If you’re back from a summer break bursting with a desire to take your singing career to the next level, and up your practice, then grab a copy of Peak: Secrets from the New Science of Expertise.
This book’s not new – it was published in 2016, generating much discussion and interest – but it’s a must read for anyone determined to reach their full potential.
The truth about “natural talent”
In Peak Swedish psychologist K Anders Ericsson and science writer Robert Pool explain that we place too much emphasis on the notion of “natural talent” when the real driver of success is deliberate practice. In other words, genetics influence performance but they don’t determine it.
As a society we’re obsessed with the idea that our sporting and musical heroes are “naturals”; we cling, despite all evidence to the contrary, to the belief that human beings can soar in their chosen field without putting in countless hours of hard graft. Sorry but it’s just not true.
Busting the myth
A prime example of our obsession with the natural talent fairytale is Michael Jackson. It’s well known that he spent his entire childhood (if you can call it that) singing and dancing under the watchful and menacing eye of his father. But when people talk about MJ they always refer to him as a child prodigy rather than someone who shed sweat, blood and tears to learn their craft.
Now the authors of Peak aren’t advocating the miserly training methods of Joe Jackson, merely suggesting you pause for thought before referring to any expert in their field as a natural talent. The reality is that while they may have inherent genetic gifts, without practice they would never have reached the top.
And not just any kind of practice but the right kind of practice or what the authors refer to as “deliberate practice”. Junk hours wasted on mindless repetitions won’t cut it. To truly develop, your practice needs to be purposeful, systematic, focused, mindful and supported by expert guidance and feedback. For more specifics about what constitutes deliberate practice you’ll have to read the book.
One final note
While deliberate practice is most successful when started at a young age, anyone can make use of the principles.
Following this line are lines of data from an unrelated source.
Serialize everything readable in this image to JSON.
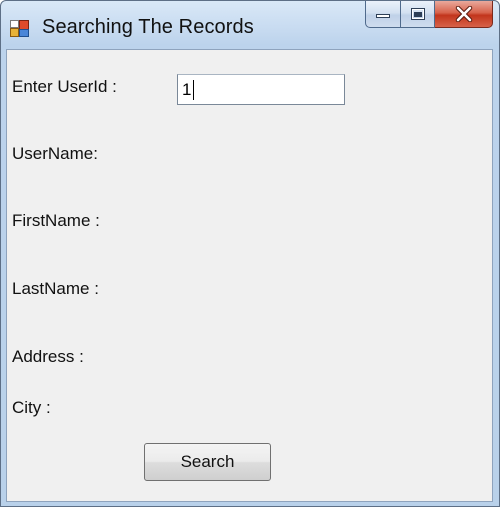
{
  "window": {
    "title": "Searching The Records"
  },
  "icons": {
    "app": "app-icon",
    "minimize": "minimize-icon",
    "maximize": "maximize-icon",
    "close": "close-icon"
  },
  "colors": {
    "titlebar": "#c6daf0",
    "client_background": "#f0f0f0",
    "close_button": "#c2351c"
  },
  "form": {
    "userid_label": "Enter UserId :",
    "userid_value": "1",
    "username_label": "UserName:",
    "firstname_label": "FirstName :",
    "lastname_label": "LastName :",
    "address_label": "Address :",
    "city_label": "City :",
    "search_button": "Search"
  }
}
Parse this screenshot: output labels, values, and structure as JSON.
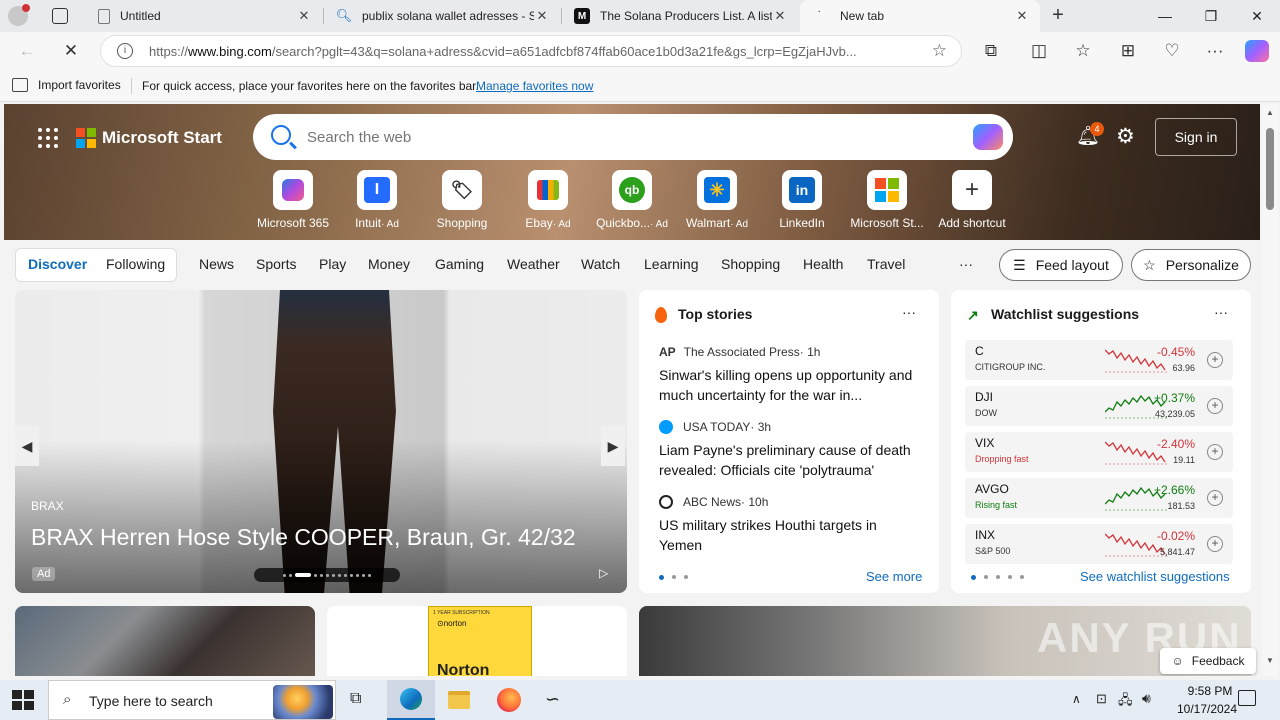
{
  "tabs": [
    {
      "title": "Untitled",
      "icon": "page-icon"
    },
    {
      "title": "publix solana wallet adresses - Se",
      "icon": "search-icon"
    },
    {
      "title": "The Solana Producers List. A list o",
      "icon": "medium-icon"
    },
    {
      "title": "New tab",
      "icon": "loading-icon"
    }
  ],
  "address": {
    "prefix": "https://",
    "host": "www.bing.com",
    "path": "/search?pglt=43&q=solana+adress&cvid=a651adfcbf874ffab60ace1b0d3a21fe&gs_lcrp=EgZjaHJvb..."
  },
  "favbar": {
    "import_label": "Import favorites",
    "hint": "For quick access, place your favorites here on the favorites bar.",
    "manage_link": "Manage favorites now"
  },
  "header": {
    "brand": "Microsoft Start",
    "search_placeholder": "Search the web",
    "notif_count": "4",
    "sign_in": "Sign in"
  },
  "shortcuts": [
    {
      "label": "Microsoft 365",
      "icon": "microsoft365-icon"
    },
    {
      "label": "Intuit",
      "ad": "· Ad",
      "icon": "intuit-icon"
    },
    {
      "label": "Shopping",
      "icon": "shopping-tag-icon"
    },
    {
      "label": "Ebay",
      "ad": "· Ad",
      "icon": "ebay-bag-icon"
    },
    {
      "label": "Quickbo...",
      "ad": "· Ad",
      "icon": "quickbooks-icon"
    },
    {
      "label": "Walmart",
      "ad": "· Ad",
      "icon": "walmart-icon"
    },
    {
      "label": "LinkedIn",
      "icon": "linkedin-icon"
    },
    {
      "label": "Microsoft St...",
      "icon": "microsoft-store-icon"
    },
    {
      "label": "Add shortcut",
      "icon": "plus-icon"
    }
  ],
  "feed_tabs": {
    "discover": "Discover",
    "following": "Following",
    "categories": [
      "News",
      "Sports",
      "Play",
      "Money",
      "Gaming",
      "Weather",
      "Watch",
      "Learning",
      "Shopping",
      "Health",
      "Travel"
    ],
    "more": "···",
    "feed_layout": "Feed layout",
    "personalize": "Personalize"
  },
  "ad_card": {
    "brand": "BRAX",
    "title": "BRAX Herren Hose Style COOPER, Braun, Gr. 42/32",
    "ad_badge": "Ad"
  },
  "top_stories": {
    "title": "Top stories",
    "more": "···",
    "items": [
      {
        "source": "The Associated Press",
        "age": " · 1h",
        "headline": "Sinwar's killing opens up opportunity and much uncertainty for the war in..."
      },
      {
        "source": "USA TODAY",
        "age": " · 3h",
        "headline": "Liam Payne's preliminary cause of death revealed: Officials cite 'polytrauma'"
      },
      {
        "source": "ABC News",
        "age": " · 10h",
        "headline": "US military strikes Houthi targets in Yemen"
      }
    ],
    "see_more": "See more"
  },
  "watchlist": {
    "title": "Watchlist suggestions",
    "more": "···",
    "items": [
      {
        "symbol": "C",
        "name": "CITIGROUP INC.",
        "change": "-0.45%",
        "price": "63.96",
        "dir": "down"
      },
      {
        "symbol": "DJI",
        "name": "DOW",
        "change": "+0.37%",
        "price": "43,239.05",
        "dir": "up"
      },
      {
        "symbol": "VIX",
        "name": "Dropping fast",
        "change": "-2.40%",
        "price": "19.11",
        "dir": "down"
      },
      {
        "symbol": "AVGO",
        "name": "Rising fast",
        "change": "+2.66%",
        "price": "181.53",
        "dir": "up"
      },
      {
        "symbol": "INX",
        "name": "S&P 500",
        "change": "-0.02%",
        "price": "5,841.47",
        "dir": "down"
      }
    ],
    "see_link": "See watchlist suggestions"
  },
  "product_card": {
    "box_label": "Norton",
    "subscription": "1 YEAR SUBSCRIPTION"
  },
  "watermark": "ANY RUN",
  "feedback": "Feedback",
  "taskbar": {
    "search_placeholder": "Type here to search",
    "time": "9:58 PM",
    "date": "10/17/2024"
  },
  "colors": {
    "accent": "#0f6cbd",
    "down": "#d13438",
    "up": "#107c10"
  }
}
CLICK HERE to read how Swedish singer Susanne Bargmann reaped the rewards of deliberate practice in her 40s.